Website and app data records:
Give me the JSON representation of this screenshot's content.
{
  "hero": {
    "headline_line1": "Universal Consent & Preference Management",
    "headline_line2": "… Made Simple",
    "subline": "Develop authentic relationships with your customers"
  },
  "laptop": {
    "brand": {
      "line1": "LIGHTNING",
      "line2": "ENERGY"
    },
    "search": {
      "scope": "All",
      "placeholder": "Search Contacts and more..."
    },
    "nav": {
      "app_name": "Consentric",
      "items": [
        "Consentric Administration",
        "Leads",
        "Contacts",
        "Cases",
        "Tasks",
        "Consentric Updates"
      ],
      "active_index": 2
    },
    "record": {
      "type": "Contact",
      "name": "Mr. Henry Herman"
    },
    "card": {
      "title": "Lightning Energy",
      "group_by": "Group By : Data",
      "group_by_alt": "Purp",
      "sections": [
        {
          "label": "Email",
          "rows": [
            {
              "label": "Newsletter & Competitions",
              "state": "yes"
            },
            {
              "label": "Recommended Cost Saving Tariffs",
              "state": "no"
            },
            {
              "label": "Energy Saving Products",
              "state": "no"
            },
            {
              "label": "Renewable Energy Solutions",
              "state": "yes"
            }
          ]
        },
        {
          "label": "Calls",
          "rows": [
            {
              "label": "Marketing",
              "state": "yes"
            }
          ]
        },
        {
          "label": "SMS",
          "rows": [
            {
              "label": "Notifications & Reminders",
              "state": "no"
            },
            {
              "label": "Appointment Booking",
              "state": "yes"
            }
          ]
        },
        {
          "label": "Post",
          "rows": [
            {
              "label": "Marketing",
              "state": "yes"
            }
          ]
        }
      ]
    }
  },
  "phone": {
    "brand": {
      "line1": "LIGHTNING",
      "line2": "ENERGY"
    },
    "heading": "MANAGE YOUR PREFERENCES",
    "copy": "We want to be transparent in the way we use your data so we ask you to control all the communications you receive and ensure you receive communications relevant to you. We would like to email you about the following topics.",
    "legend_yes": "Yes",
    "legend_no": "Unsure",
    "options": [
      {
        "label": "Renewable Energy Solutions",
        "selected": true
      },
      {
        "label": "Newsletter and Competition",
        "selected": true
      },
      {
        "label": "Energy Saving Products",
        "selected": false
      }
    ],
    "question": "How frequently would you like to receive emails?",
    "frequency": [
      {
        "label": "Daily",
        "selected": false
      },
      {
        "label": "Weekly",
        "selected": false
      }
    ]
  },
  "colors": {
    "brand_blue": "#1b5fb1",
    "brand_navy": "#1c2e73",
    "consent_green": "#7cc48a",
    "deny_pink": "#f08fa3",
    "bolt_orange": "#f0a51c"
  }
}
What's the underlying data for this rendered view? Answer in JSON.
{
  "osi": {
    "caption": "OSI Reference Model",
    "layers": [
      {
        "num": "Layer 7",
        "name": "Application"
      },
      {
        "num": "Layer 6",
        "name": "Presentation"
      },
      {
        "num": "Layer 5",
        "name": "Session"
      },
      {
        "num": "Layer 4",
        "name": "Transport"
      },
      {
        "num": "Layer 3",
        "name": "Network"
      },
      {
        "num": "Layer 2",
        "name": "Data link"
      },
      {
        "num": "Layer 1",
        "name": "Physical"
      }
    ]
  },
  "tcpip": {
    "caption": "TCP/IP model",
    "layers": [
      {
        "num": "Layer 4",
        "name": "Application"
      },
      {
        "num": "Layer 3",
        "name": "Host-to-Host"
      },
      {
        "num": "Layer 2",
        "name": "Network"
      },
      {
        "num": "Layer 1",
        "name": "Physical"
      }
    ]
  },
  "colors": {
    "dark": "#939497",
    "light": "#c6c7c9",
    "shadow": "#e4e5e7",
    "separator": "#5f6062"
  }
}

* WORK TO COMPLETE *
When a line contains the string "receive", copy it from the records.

* ANSWER AREA *
    "copy": "We want to be transparent in the way we use your data so we ask you to control all the communications you receive and ensure you receive communications relevant to you. We would like to email you about the following topics.",
    "question": "How frequently would you like to receive emails?",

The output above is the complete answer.